- What topics were the most popular in the seminar participants'reports?

- I would divide them into two groups. In the work of participants much attention was paid to the analysis of influence of various institutions on economic wealth and the results:influence of education on social networks development, building of informal networks and their influence over agents'interaction in transitional economies, as well as economic factors determining the growth of drug addiction and alcoholism. The other group of research work focused on the analysis of real contract relations:for example, the structure of contract relations between network retailers and suppliers, the interaction between information producers and its potential consumers, the contracts that should exist between executive authorities and enterprises which are used by them as outsourcers.

- Have the results of the seminar been published?

- We are not planning to publish any papers - and this is a deliberate decision of the seminar organizers. They believe that their key task is to provide assistance so that the seminar participants, using their experience and response they got here, are able to complete their research and it can then be published in an international peer-reviewed academic journal. It is really more interesting and useful to see what happens with young scientists'research results in a couple of years and not be satisfied with some intermediate publications. And the participants didn't expect an instant return on the seminar either:the main thing for them is that they've received a powerful impulse for further movement in the right direction.

- A special event in the seminar programme was an open round-table where the future of institutional economics was discussed. How would you assess its results?
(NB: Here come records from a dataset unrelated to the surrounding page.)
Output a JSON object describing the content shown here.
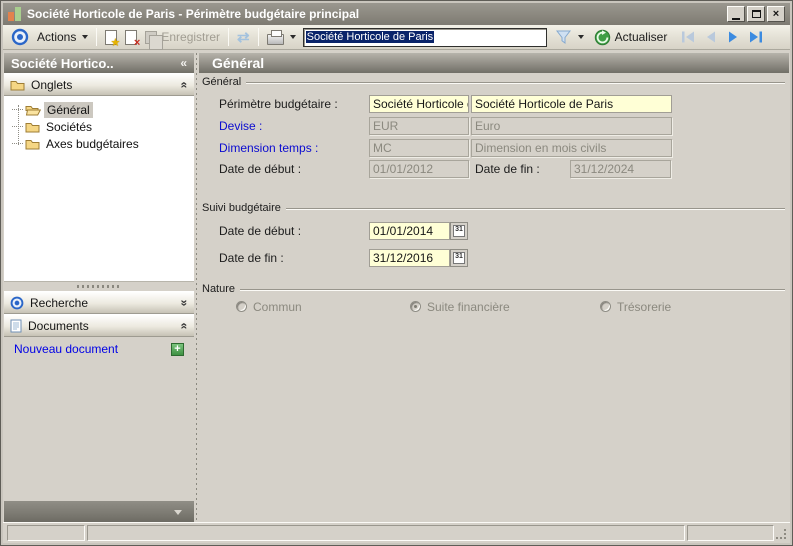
{
  "window": {
    "title": "Société Horticole de Paris -  Périmètre budgétaire principal",
    "close_glyph": "×"
  },
  "toolbar": {
    "actions_label": "Actions",
    "save_label": "Enregistrer",
    "combo_value": "Société Horticole de Paris",
    "actualiser_label": "Actualiser"
  },
  "sidebar": {
    "header_title": "Société Hortico..",
    "header_chevron": "«",
    "panels": {
      "onglets": {
        "label": "Onglets",
        "collapse_glyph": "«",
        "items": [
          {
            "label": "Général",
            "selected": true
          },
          {
            "label": "Sociétés",
            "selected": false
          },
          {
            "label": "Axes budgétaires",
            "selected": false
          }
        ]
      },
      "recherche": {
        "label": "Recherche",
        "collapse_glyph": "»"
      },
      "documents": {
        "label": "Documents",
        "collapse_glyph": "«"
      }
    },
    "documents_link": {
      "label": "Nouveau document",
      "add_glyph": "+"
    }
  },
  "main": {
    "header": "Général",
    "groups": {
      "general": {
        "title": "Général",
        "fields": [
          {
            "label": "Périmètre budgétaire :",
            "code": "Société Horticole de",
            "name": "Société Horticole de Paris",
            "editable": true
          },
          {
            "label": "Devise :",
            "code": "EUR",
            "name": "Euro",
            "editable": false
          },
          {
            "label": "Dimension temps :",
            "code": "MC",
            "name": "Dimension en mois civils",
            "editable": false
          }
        ],
        "date_row": {
          "start_label": "Date de début :",
          "start_value": "01/01/2012",
          "end_label": "Date de fin :",
          "end_value": "31/12/2024"
        }
      },
      "suivi": {
        "title": "Suivi budgétaire",
        "rows": [
          {
            "label": "Date de début :",
            "value": "01/01/2014"
          },
          {
            "label": "Date de fin :",
            "value": "31/12/2016"
          }
        ],
        "calendar_glyph": "31"
      },
      "nature": {
        "title": "Nature",
        "options": [
          {
            "label": "Commun",
            "selected": false
          },
          {
            "label": "Suite financière",
            "selected": true
          },
          {
            "label": "Trésorerie",
            "selected": false
          }
        ]
      }
    }
  },
  "icons": {
    "app_icon": "bar-chart",
    "target_icon": "blue-bullseye",
    "new_document_icon": "page-with-star",
    "delete_icon": "page-with-red-x",
    "save_icon": "gray-sheets",
    "sync_icon": "blue-double-arrows",
    "print_icon": "printer-with-dropdown",
    "filter_icon": "blue-funnel",
    "refresh_icon": "green-circle-arrow",
    "nav_icons": "first-previous-next-last",
    "folder_icon": "yellow-folder",
    "document_icon": "white-page-blue-lines",
    "calendar_icon": "calendar-31",
    "add_icon": "green-plus"
  },
  "colors": {
    "window_bg": "#d5d1c9",
    "titlebar": "#8b887f",
    "header_gradient_top": "#b6b3ab",
    "header_gradient_bottom": "#716f67",
    "selection_blue": "#0a246a",
    "editable_field_yellow": "#ffffd6",
    "link_blue": "#0b0bd0",
    "hyperlink_blue": "#0000e6",
    "accent_green": "#3e9142",
    "nav_enabled_blue": "#3c8be0",
    "nav_disabled_blue": "#b9c9dc"
  }
}
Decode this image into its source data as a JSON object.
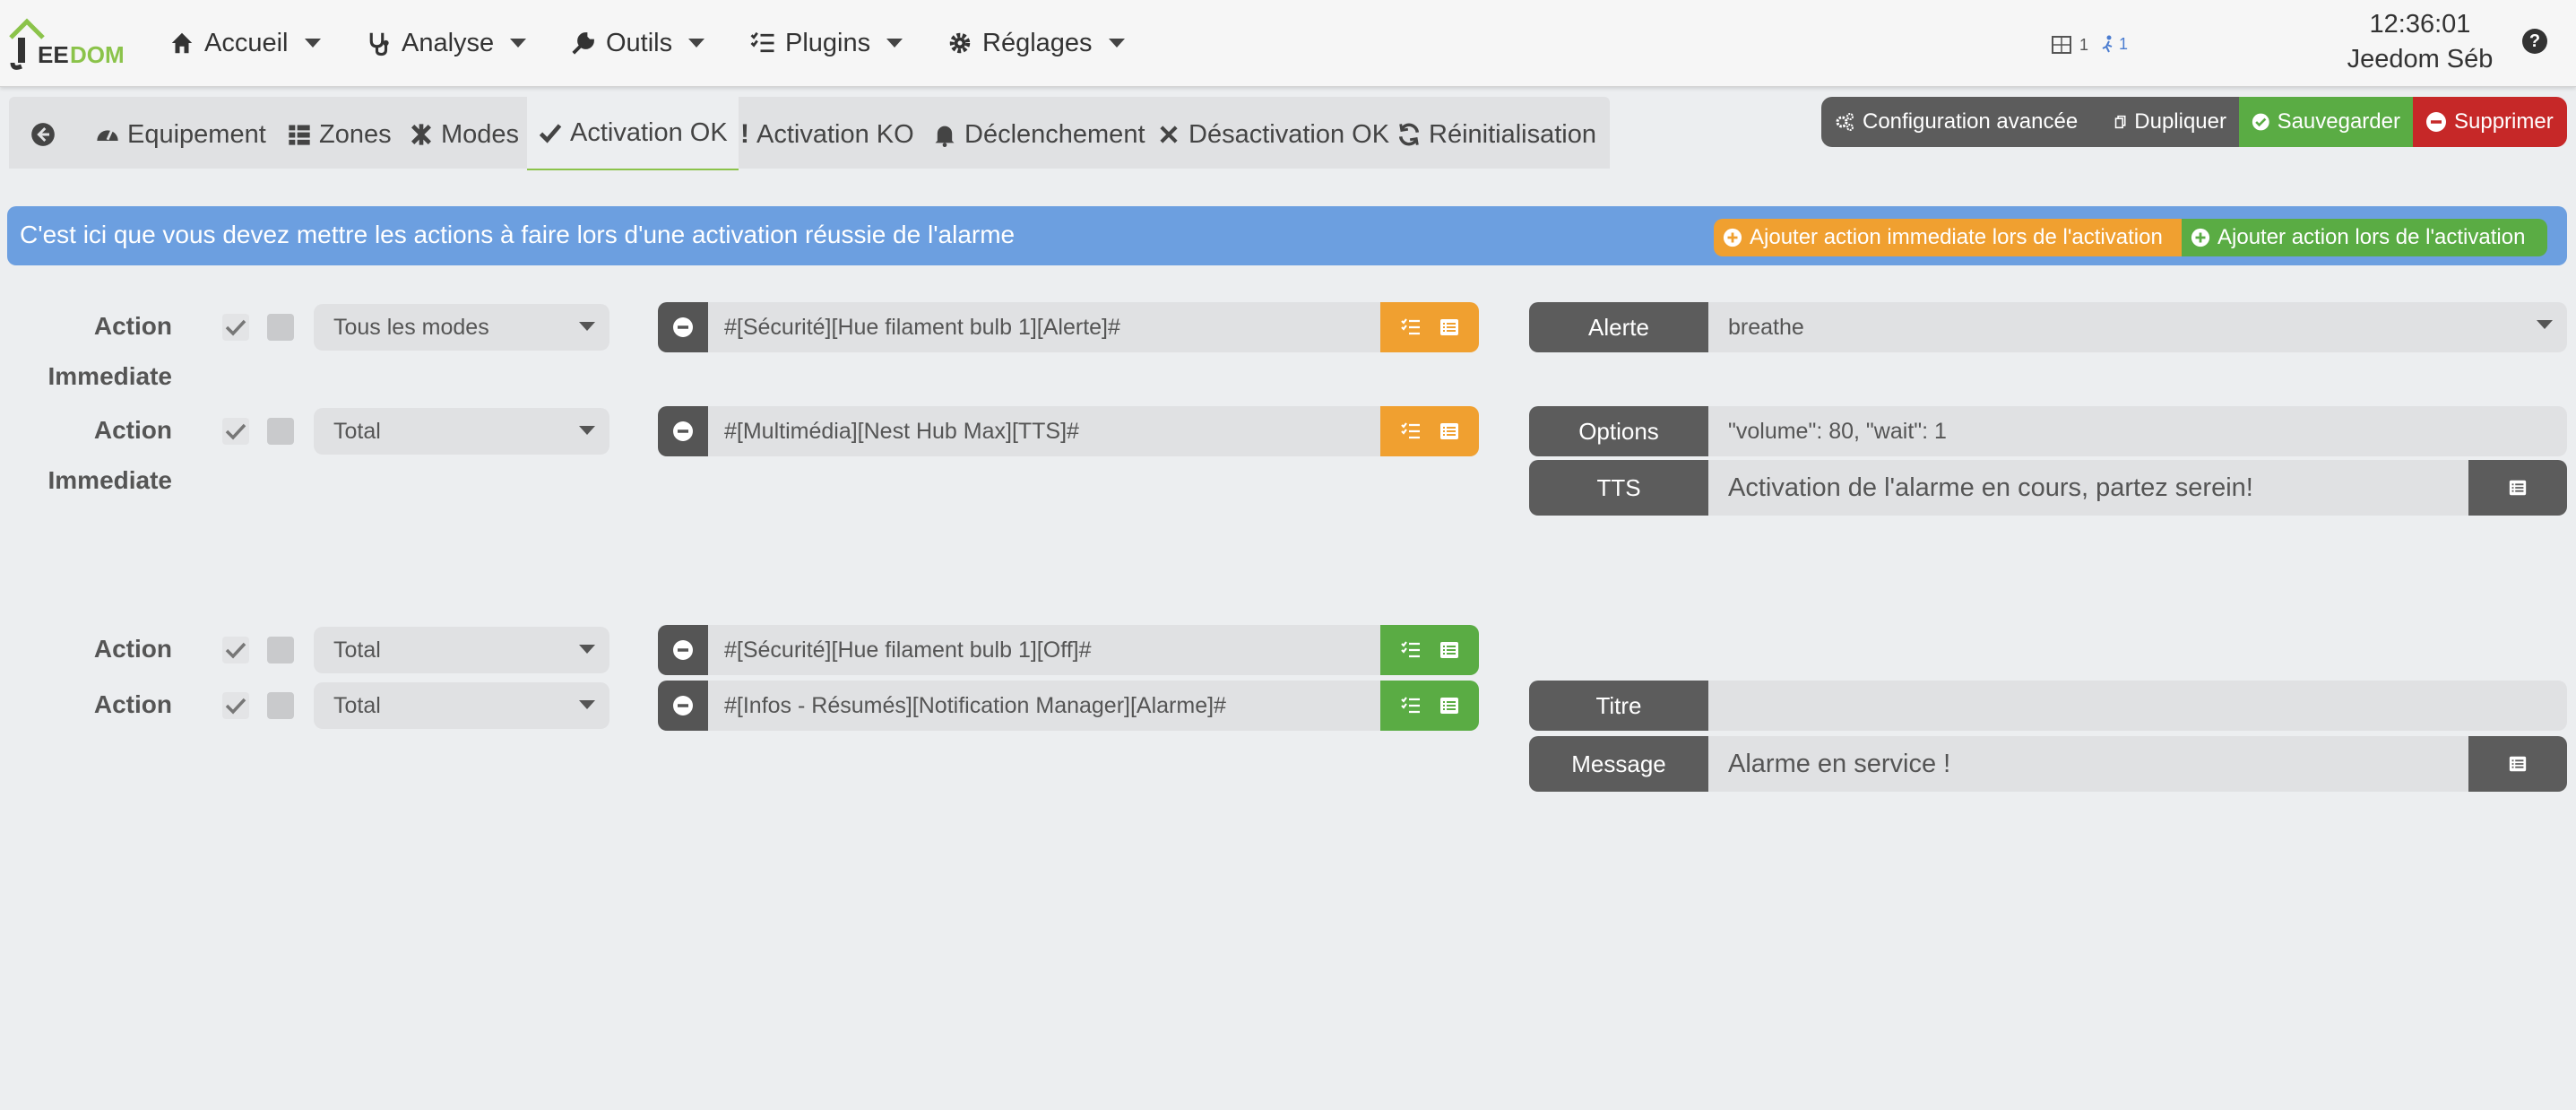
{
  "app": {
    "logo_text": "JEEDOM"
  },
  "nav": {
    "accueil": "Accueil",
    "analyse": "Analyse",
    "outils": "Outils",
    "plugins": "Plugins",
    "reglages": "Réglages",
    "badge1": "1",
    "badge2": "1",
    "time": "12:36:01",
    "user": "Jeedom Séb"
  },
  "tabs": {
    "equipement": "Equipement",
    "zones": "Zones",
    "modes": "Modes",
    "activation_ok": "Activation OK",
    "activation_ko": "Activation KO",
    "declenchement": "Déclenchement",
    "desactivation_ok": "Désactivation OK",
    "reinitialisation": "Réinitialisation"
  },
  "toolbar": {
    "config": "Configuration avancée",
    "dupliquer": "Dupliquer",
    "sauvegarder": "Sauvegarder",
    "supprimer": "Supprimer"
  },
  "banner": {
    "text": "C'est ici que vous devez mettre les actions à faire lors d'une activation réussie de l'alarme",
    "add_immediate": "Ajouter action immediate lors de l'activation",
    "add_action": "Ajouter action lors de l'activation"
  },
  "rows": [
    {
      "label": "Action",
      "label2": "Immediate",
      "mode": "Tous les modes",
      "cmd": "#[Sécurité][Hue filament bulb 1][Alerte]#",
      "opt_label": "Alerte",
      "opt_value": "breathe"
    },
    {
      "label": "Action",
      "label2": "Immediate",
      "mode": "Total",
      "cmd": "#[Multimédia][Nest Hub Max][TTS]#",
      "opt_label": "Options",
      "opt_value": "\"volume\": 80, \"wait\": 1",
      "opt2_label": "TTS",
      "opt2_value": "Activation de l'alarme en cours, partez serein!"
    },
    {
      "label": "Action",
      "mode": "Total",
      "cmd": "#[Sécurité][Hue filament bulb 1][Off]#"
    },
    {
      "label": "Action",
      "mode": "Total",
      "cmd": "#[Infos - Résumés][Notification Manager][Alarme]#",
      "opt_label": "Titre",
      "opt_value": "",
      "opt2_label": "Message",
      "opt2_value": "Alarme en service !"
    }
  ],
  "colors": {
    "orange": "#f0a030",
    "green": "#5aac44",
    "red": "#c62828",
    "dark": "#5c5c5c",
    "blue": "#6c9fe0"
  }
}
- Initially, our international colleagues shared their views on the processes that are taking place in the world and their possible impact on Russia. But apart from that, the topics raised at the round-table discussion turned out to be so interesting that several colleagues came up to me and suggested continuing the discussion on the current situation in institutional economics in Russia after the end of the seminar. So now we are considering the best possible format for this discussion. Our meeting had one more practical result:Professor John Nye from George Mason University, who was one of the Seminar experts, will come back to the HSE for a whole month this Autumn to read a special research course on institutional theory and economic history as well as discussing mutual research projects with the HSE Institute of Institutional Research. We hope to continue working closely with him as well as other experts and participants interested in joint research with the HSE. We also believe that our traditional Russian Summer School on Institutional Analysis will have even more participants from universities around the world.

Oleg Seregin, HSE News Service
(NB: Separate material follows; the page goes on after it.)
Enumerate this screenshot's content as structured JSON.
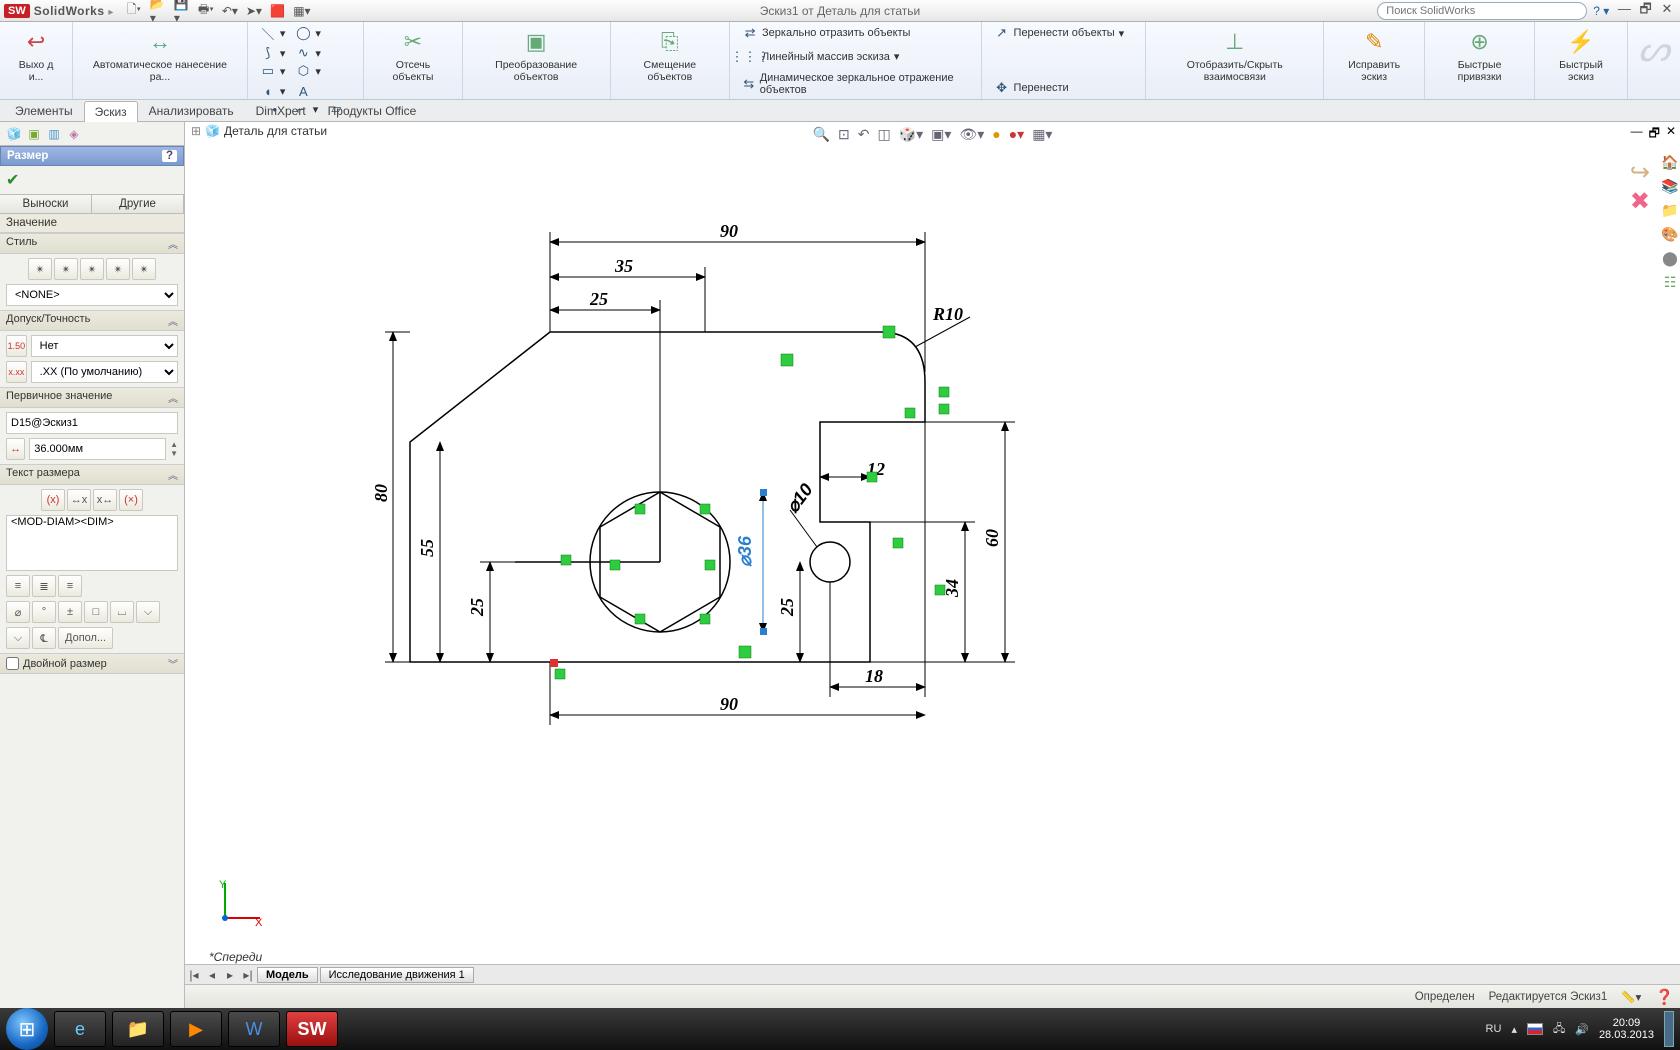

Photos by Darin Hargis and Nikita Benzoruk

Video of the round-table discussion on ‘New Institutional Economics:Confronting Current and Future Challenges'